“The prestigious Stirling Prize from the Royal Institute of British Architects (RIBA) in association with The Architects’ Journal was awarded on Saturday 16th October 2004 at a ceremony televised live on Channel 4. In an unusually unanimous decision, the judges awarded it to Foster & Partners, led by Sir Norman Foster, for the revolutionary 30 St Mary Axe, also known as the Gherkin and the Swiss Re Building (the unique shaped tower in left-centre in the photo), London’s first environmental skyscraper.

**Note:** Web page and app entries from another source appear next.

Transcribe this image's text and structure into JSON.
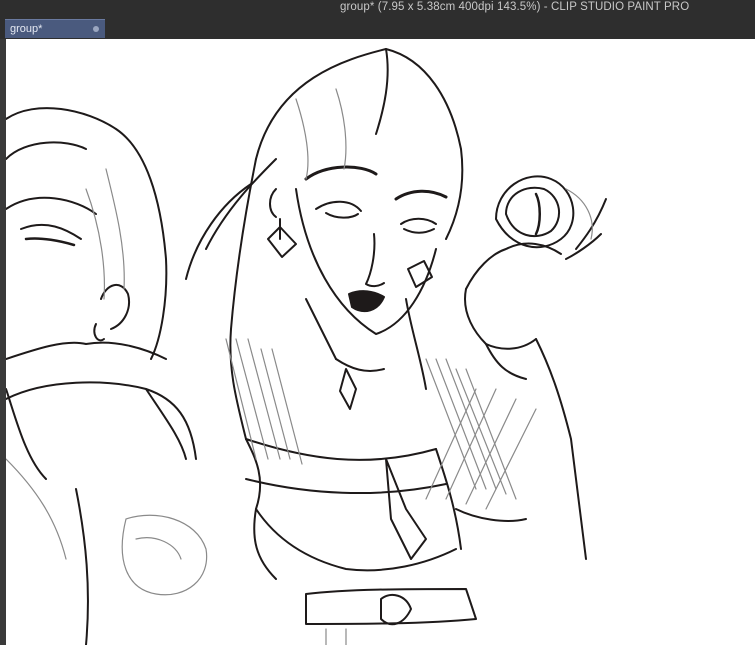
{
  "window": {
    "title": "group* (7.95 x 5.38cm 400dpi 143.5%)  - CLIP STUDIO PAINT PRO"
  },
  "tabs": [
    {
      "label": "group*",
      "active": true,
      "close_icon": "close-dot-icon"
    }
  ],
  "canvas": {
    "content": "line-art-sketch",
    "background": "#ffffff",
    "stroke_dark": "#1e1a1a",
    "stroke_light": "#8a8a8a"
  },
  "colors": {
    "app_background": "#2e2e2e",
    "tab_active": "#4a5a7e"
  }
}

30 St Mary Axe is a revolutionary design, quite unlike anything else nearby, and there were many worries that it would not fit in well to its historic surroundings. In fact, its distinctive shape complements and enhances the London skyline rather than detracts from it. Perhaps critics would do well to remember that St Paul’s Cathedral was disliked by many when Sir Christopher Wren first drew up the plans. London is a vibrant, living city, not a museum so it needs modern buildings at the cutting edge of design, not only for their utility, but also as a legacy for future generations.”